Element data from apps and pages
"""

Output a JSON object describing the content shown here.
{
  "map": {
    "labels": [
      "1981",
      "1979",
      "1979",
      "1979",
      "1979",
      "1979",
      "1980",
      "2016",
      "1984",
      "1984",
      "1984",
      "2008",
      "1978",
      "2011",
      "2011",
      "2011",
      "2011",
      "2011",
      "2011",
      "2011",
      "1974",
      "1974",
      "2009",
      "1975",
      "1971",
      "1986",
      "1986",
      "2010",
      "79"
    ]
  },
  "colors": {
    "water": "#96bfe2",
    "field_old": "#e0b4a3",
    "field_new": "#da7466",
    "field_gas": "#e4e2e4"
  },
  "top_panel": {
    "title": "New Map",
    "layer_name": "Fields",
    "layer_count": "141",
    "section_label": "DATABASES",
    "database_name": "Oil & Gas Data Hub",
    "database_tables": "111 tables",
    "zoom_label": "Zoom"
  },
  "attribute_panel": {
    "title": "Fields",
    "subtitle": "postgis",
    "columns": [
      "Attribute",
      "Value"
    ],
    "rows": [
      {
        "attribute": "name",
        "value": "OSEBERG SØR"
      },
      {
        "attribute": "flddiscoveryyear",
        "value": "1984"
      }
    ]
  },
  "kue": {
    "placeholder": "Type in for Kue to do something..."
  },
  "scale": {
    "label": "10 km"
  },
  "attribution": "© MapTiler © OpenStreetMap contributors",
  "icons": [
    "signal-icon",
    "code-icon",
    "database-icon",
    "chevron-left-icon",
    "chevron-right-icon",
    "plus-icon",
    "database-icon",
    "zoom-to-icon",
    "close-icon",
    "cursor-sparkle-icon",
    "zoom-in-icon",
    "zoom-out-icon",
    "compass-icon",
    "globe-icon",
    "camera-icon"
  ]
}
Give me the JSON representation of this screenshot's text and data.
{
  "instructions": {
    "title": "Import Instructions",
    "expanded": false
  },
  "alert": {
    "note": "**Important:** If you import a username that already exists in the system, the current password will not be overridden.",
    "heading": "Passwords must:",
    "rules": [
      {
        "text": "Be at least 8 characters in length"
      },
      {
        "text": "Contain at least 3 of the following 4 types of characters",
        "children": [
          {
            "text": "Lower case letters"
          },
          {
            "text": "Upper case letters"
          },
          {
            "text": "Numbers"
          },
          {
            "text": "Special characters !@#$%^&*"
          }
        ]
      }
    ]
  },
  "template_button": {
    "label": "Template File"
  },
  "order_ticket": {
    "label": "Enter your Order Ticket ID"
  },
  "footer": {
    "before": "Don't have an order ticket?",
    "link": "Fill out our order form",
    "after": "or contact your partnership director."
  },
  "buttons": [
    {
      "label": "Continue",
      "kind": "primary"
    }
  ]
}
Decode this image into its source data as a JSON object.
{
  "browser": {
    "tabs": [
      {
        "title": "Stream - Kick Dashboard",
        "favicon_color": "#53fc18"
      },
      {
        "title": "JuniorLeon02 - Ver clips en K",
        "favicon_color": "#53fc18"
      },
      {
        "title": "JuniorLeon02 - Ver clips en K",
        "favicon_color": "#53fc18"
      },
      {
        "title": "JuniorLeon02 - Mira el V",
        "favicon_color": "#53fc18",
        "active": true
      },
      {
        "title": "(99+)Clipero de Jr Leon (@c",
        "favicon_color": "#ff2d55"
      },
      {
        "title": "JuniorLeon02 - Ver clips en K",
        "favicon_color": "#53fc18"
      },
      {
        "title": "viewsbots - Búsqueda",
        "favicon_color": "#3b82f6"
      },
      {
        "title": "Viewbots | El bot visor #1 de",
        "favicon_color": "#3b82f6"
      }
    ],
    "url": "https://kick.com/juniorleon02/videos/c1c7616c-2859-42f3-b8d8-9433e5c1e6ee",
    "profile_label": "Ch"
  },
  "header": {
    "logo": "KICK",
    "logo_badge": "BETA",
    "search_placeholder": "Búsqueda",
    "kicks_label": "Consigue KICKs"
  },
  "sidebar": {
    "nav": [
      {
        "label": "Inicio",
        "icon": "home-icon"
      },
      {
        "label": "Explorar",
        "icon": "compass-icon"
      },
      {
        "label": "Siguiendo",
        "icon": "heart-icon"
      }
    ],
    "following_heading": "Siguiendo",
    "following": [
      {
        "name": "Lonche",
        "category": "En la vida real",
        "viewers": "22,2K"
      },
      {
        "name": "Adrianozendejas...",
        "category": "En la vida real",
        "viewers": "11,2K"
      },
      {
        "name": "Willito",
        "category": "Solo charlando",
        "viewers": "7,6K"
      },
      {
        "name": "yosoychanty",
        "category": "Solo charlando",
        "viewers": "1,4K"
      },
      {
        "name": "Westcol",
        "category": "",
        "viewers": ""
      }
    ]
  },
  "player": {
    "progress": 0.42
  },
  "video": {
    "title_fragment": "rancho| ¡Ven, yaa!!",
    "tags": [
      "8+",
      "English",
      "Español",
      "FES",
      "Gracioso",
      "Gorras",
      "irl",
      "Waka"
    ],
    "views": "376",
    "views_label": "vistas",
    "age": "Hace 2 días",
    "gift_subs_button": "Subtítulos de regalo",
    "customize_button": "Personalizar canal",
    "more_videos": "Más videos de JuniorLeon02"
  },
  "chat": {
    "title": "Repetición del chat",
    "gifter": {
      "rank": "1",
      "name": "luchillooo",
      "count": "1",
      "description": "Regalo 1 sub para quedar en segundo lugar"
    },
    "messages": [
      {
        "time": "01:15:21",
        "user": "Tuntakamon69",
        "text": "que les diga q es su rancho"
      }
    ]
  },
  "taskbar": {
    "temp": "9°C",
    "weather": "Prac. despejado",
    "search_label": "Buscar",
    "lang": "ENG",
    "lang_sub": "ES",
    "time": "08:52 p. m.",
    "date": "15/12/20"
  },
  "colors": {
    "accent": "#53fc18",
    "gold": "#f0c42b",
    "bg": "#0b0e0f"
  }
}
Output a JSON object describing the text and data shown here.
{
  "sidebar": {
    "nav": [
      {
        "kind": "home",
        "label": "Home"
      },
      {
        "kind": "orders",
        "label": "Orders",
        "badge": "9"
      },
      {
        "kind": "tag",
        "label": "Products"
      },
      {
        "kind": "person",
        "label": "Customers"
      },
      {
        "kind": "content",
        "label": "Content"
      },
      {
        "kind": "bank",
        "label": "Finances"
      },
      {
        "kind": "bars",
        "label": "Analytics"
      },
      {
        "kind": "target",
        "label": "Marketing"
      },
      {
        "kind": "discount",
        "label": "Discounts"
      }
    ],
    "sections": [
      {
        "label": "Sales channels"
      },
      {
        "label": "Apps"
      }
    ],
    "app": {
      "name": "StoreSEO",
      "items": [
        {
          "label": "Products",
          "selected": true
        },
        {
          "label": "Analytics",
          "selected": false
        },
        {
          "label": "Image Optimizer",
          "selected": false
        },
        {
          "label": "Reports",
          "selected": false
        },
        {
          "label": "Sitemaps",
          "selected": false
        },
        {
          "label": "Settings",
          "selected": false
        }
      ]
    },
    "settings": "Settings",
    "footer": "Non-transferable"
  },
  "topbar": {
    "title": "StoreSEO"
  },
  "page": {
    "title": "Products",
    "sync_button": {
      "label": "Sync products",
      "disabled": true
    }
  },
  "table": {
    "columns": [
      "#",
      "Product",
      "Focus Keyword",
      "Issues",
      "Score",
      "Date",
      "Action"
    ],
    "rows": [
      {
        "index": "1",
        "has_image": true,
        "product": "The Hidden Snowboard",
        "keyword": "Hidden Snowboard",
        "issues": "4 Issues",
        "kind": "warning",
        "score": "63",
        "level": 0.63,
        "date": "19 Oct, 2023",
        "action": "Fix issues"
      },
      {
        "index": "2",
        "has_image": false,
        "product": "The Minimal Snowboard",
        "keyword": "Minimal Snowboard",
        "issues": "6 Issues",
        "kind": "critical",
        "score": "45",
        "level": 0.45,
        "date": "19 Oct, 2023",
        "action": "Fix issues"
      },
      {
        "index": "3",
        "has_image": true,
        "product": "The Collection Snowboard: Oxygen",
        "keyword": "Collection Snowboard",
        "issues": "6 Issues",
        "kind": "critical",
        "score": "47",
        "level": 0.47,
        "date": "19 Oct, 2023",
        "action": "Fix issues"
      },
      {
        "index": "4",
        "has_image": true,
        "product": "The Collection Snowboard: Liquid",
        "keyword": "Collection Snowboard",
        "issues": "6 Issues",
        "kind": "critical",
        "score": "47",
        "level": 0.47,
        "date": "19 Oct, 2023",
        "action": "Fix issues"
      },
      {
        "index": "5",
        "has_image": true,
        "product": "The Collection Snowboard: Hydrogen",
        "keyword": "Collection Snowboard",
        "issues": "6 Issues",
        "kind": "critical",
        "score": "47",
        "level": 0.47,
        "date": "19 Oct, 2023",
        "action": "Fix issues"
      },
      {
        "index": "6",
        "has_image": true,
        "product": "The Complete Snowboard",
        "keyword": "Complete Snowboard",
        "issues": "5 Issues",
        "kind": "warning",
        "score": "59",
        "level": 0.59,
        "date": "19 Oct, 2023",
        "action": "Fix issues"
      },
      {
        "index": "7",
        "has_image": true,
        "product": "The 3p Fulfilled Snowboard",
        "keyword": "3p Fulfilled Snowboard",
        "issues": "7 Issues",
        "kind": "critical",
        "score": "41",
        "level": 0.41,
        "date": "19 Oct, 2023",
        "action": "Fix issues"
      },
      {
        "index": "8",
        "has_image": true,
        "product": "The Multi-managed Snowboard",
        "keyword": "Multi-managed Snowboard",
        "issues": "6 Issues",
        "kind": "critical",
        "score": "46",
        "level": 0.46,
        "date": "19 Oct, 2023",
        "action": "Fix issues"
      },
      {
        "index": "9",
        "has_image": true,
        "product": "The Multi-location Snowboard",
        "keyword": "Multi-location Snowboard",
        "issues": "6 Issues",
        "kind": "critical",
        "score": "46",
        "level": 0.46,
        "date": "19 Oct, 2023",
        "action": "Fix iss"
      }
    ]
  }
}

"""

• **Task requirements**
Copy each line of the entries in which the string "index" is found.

• **Result of this exercise**
        "index": "1",
        "index": "2",
        "index": "3",
        "index": "4",
        "index": "5",
        "index": "6",
        "index": "7",
        "index": "8",
        "index": "9",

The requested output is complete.